Down to the last line, reproduce the records exactly.

::::::::

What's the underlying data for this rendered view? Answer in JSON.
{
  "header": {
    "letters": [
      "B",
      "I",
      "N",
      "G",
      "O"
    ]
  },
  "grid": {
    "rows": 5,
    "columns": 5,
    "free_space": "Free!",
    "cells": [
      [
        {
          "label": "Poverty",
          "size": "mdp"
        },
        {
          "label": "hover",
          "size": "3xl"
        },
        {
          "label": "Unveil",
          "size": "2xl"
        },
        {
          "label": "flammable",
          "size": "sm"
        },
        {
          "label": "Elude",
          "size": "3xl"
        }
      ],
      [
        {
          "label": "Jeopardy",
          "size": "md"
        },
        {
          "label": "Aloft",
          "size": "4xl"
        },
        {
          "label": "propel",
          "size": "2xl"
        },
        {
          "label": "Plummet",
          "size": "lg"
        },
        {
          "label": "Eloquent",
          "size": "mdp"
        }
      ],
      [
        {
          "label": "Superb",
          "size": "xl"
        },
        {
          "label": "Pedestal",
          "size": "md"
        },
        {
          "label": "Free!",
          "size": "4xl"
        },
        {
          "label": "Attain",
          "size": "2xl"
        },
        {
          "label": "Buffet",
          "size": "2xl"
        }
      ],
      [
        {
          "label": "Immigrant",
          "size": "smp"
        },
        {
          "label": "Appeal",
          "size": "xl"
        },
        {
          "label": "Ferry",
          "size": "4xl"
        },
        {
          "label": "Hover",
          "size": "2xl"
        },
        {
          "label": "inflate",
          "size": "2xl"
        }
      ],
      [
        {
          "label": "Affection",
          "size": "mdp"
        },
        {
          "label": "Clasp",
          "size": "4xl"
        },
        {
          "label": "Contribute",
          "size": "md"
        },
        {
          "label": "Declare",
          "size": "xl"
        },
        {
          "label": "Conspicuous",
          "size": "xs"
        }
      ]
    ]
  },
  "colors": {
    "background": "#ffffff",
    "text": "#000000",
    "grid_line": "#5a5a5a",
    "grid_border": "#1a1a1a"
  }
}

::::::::

Output:
What's the underlying data for this rendered view? Answer in JSON.
{
  "header": {
    "letters": [
      "B",
      "I",
      "N",
      "G",
      "O"
    ]
  },
  "grid": {
    "rows": 5,
    "columns": 5,
    "free_space": "Free!",
    "cells": [
      [
        {
          "label": "Poverty",
          "size": "mdp"
        },
        {
          "label": "hover",
          "size": "3xl"
        },
        {
          "label": "Unveil",
          "size": "2xl"
        },
        {
          "label": "flammable",
          "size": "sm"
        },
        {
          "label": "Elude",
          "size": "3xl"
        }
      ],
      [
        {
          "label": "Jeopardy",
          "size": "md"
        },
        {
          "label": "Aloft",
          "size": "4xl"
        },
        {
          "label": "propel",
          "size": "2xl"
        },
        {
          "label": "Plummet",
          "size": "lg"
        },
        {
          "label": "Eloquent",
          "size": "mdp"
        }
      ],
      [
        {
          "label": "Superb",
          "size": "xl"
        },
        {
          "label": "Pedestal",
          "size": "md"
        },
        {
          "label": "Free!",
          "size": "4xl"
        },
        {
          "label": "Attain",
          "size": "2xl"
        },
        {
          "label": "Buffet",
          "size": "2xl"
        }
      ],
      [
        {
          "label": "Immigrant",
          "size": "smp"
        },
        {
          "label": "Appeal",
          "size": "xl"
        },
        {
          "label": "Ferry",
          "size": "4xl"
        },
        {
          "label": "Hover",
          "size": "2xl"
        },
        {
          "label": "inflate",
          "size": "2xl"
        }
      ],
      [
        {
          "label": "Affection",
          "size": "mdp"
        },
        {
          "label": "Clasp",
          "size": "4xl"
        },
        {
          "label": "Contribute",
          "size": "md"
        },
        {
          "label": "Declare",
          "size": "xl"
        },
        {
          "label": "Conspicuous",
          "size": "xs"
        }
      ]
    ]
  },
  "colors": {
    "background": "#ffffff",
    "text": "#000000",
    "grid_line": "#5a5a5a",
    "grid_border": "#1a1a1a"
  }
}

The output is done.